A biting shortage of drugs in various county hospitals has left Kenyans exposed, with most of them having to incur the extra cost of buying them at private facilities.
The drug shortage, the Saturday Nation has learnt, is largely due to a decision by the Kenya Medical Supplies Agency (Kemsa) to stop supplies to counties that still owe them money.
By June, counties owed Kemsa Sh2.3 billion, with Nairobi having the highest debt at Sh235 million, followed by Narok with Sh104 million.
And, even after Nairobi County paid Sh58 million to Kemsa, Governor Mike Sonko said on Thursday that the agency had still not supplied the drugs, prompting action from the ministry.
“I direct Kemsa to start supplying medicine to all Nairobi hospitals as the governor and his team sits down with Kemsa to see how the pending bills will be settled,” Health Cabinet Secretary Sicily Kariuki said during the launch of the World Breastfeeding Week at Pumwani Hospital, opening the floodgates for similar demands from other counties.
Mr Sonko yesterday said his team was working on an agreement with Kemsa to supply much-needed drugs.
“I acknowledge that there has been a shortage of medicine and I have taken action to ensure that this comes to an end.
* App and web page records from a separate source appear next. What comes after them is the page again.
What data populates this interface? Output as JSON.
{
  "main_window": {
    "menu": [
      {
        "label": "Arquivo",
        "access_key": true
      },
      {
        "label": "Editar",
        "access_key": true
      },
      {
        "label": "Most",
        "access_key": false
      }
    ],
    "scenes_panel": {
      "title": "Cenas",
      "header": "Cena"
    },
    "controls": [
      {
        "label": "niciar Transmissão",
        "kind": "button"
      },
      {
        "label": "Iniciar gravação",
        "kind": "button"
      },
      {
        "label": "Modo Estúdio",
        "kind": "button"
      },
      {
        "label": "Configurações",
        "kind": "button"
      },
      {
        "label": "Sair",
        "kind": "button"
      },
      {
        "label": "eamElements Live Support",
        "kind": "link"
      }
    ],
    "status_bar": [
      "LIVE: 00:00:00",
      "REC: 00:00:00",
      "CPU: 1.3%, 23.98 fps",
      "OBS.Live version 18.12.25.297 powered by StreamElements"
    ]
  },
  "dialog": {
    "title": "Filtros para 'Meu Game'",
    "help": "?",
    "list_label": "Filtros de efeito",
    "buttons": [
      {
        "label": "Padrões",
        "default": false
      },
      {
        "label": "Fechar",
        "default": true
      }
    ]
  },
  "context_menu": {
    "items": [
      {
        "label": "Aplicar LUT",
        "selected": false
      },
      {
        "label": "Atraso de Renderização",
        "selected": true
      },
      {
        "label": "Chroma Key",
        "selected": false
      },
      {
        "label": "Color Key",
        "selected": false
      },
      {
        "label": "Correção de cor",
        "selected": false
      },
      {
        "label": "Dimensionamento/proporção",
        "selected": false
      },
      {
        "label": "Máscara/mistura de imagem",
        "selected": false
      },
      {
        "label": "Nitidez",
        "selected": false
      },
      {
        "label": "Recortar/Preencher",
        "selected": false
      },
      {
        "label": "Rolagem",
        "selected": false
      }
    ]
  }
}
We have settled part of debt,” he said.
In Homa Bay, officials said that Kemsa had stopped distributing drugs including the vital anti-retroviral medicines until the Sh140 million the county owed was paid up.
"No drugs, including ARVs, have reached any hospital for eight months now. The national government issues the drugs free of charge. However, KEMSA must be paid to do the deliveries," Maurice Ogwang', chairman of the Health Committee, said in a report tabled in the county assembly.
Homa Bay County had tried in June to settle part of the bill but Kemsa reportedly refused the Sh60 million partial payment, MCAs say. The situation has put at risk HIV positive patients in an area where the prevalence rate of the disease is very high at more than 20 per cent.
The report further revealed several loopholes in the health department including stalled machines and vehicles, understaffing, poor nutrition, lack of clean water, dirty and torn beddings, and power disconnections among other challenges, which hinder service delivery.
The MCAs recommended that the officials in the county health and financial departments be suspended pending investigations. Patients at public health facilities in Kisii and Nyamira have been forced to buy drugs from private chemists.
Mr John Monari said he was forced to buy saline water for a patient he was attending to at the Kisii Teaching and Referral Hospital. “Not even a panadol is available in that hospital. We need quick intervention,” he said.
At the Nyamira Level 5 hospital, the problem of drug shortage has been worsened by a two-month long strike by medics. Though County Health Executive, Mr Douglas Bosire, says they have tried to manage the situation by deploying more medics on contractual basis, locals say the situation is dire and needs urgent attention.
Kisii governor James Ongwae and his Nyamira counterpart John Nyagarama have in the past attributed the shortage to delays in disbursement of funds by the National Treasury.